Offer Versus Serve (OVS) OVS is a provision that is supposed to reduce waste in the cafeteria and allow students to choose foods they prefer. All high schools are required to implement OVS, and though it is optional for elementary schools and middle schools, most cafeterias participate. OVS allows students to decline two of the five items on the menu. Most cafeterias (70 percent) use the USDA meal pattern known as food-based menu planning, which requires them to offer five items in each lunch: a meat/meat alternate, a grain, a fruit and a vegetable (or two servings of one of these) and fluid milk. Under OVS, students can put only three of those offerings on their trays, and their meals will still bring in the full USDA reimbursement. Cafeterias love OVS, not only because less food ends up in the trash, but also because it lowers costs. If they know only 50 students are going to take green beans, they only have to put out 50 servings, rather than, say, 500. Nutritionally, though, OVS leads to student trays that are packed with meat, bread and cheese, as most students decline the fruit and the vegetable. The USDA would never allow a cafeteria to offer a lunch of chicken nuggets, tater tots and milk, since that meal wouldnt meet the nutrition requirements. But the USDA will still reimburse a cafeteria for a tray that contains only those three items.

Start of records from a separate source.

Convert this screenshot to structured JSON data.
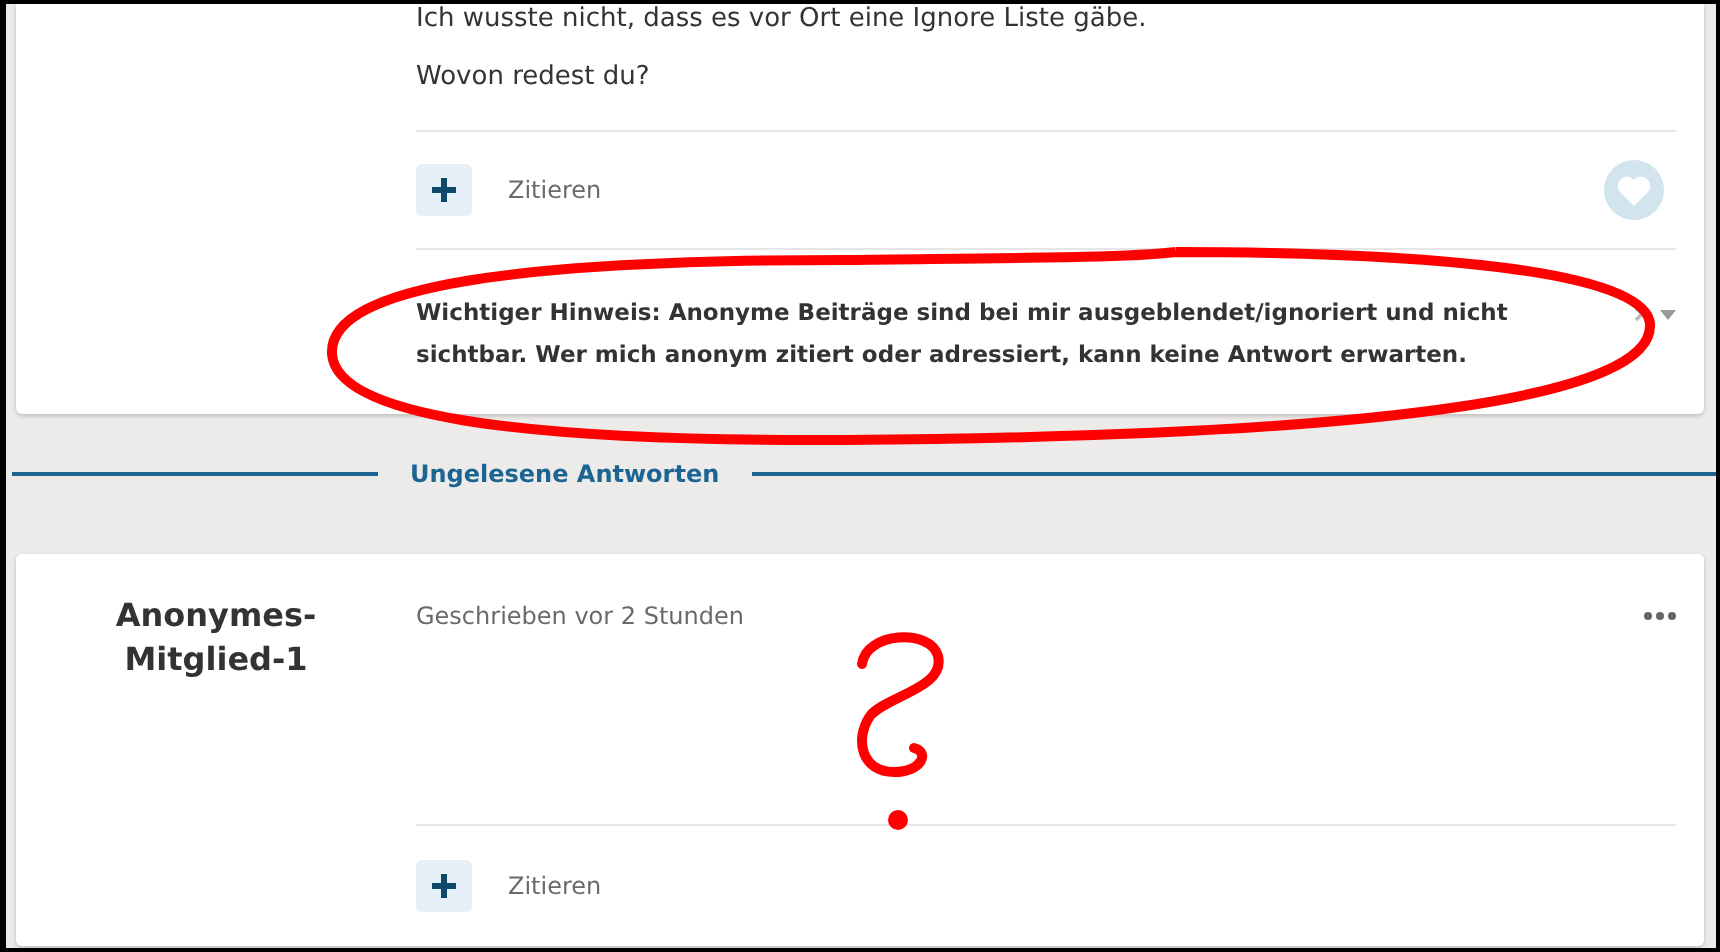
{
  "post": {
    "paragraphs": [
      "Ich wusste nicht, dass es vor Ort eine Ignore Liste gäbe.",
      "Wovon redest du?"
    ],
    "quote_button": {
      "label": "Zitieren"
    },
    "liked": false,
    "signature": "Wichtiger Hinweis: Anonyme Beiträge sind bei mir ausgeblendet/ignoriert und nicht sichtbar. Wer mich anonym zitiert oder adressiert, kann keine Antwort erwarten."
  },
  "section_divider": "Ungelesene Antworten",
  "reply": {
    "author": "Anonymes-Mitglied-1",
    "meta": "Geschrieben vor 2 Stunden",
    "quote_button": {
      "label": "Zitieren"
    }
  }
}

Weekly nutrient analysis School meals must meet nutrition requirements when averaged over the whole week. That means any given meal may be too high in fat, or too low in iron or vitamin C. A student who eats lunch in the cafeteria every day (and takes every meal component, as we saw above), will have a nutritionally sound diet (at least during the school day). But most students dont eat in the cafeteria every day. Students who receive free and reduced-price meals eat school lunch on only 70 percent of meal occasions, and students who pay the full price of a meal often buy only when the menu features foods they like the ones that tend to be less healthy. South Carolina, the State Senate recently considered legislation that would have eliminated the weekly nutrition analysis, making each meal meet the requirements individually. But the legislation met fierce opposition from cafeterias and school boards, who knew this would effectively ban bestselling items like pepperoni pizza and fried chicken. Under the current rules, they can serve those items a few days a week as long as they balance them out with healthier options on the other days. But the reason fried chicken and pizza are so lucrative is that so many students come into the cafeteria when theyre offered. On the healthier days the ones meant to balance out the weekly nutrients not nearly as many students buy lunch.
The USDA knows that the regulations for school meals are in need of an overhaul, and the department has asked the Institute of Medicine to prepare recommendations for improved nutrition standards. The IOMs report is due in December and will likely set limits on things like sodium, trans fats and calories. That is very promising for school nutrition. But the new standards will not go far unless these loopholes are addressed.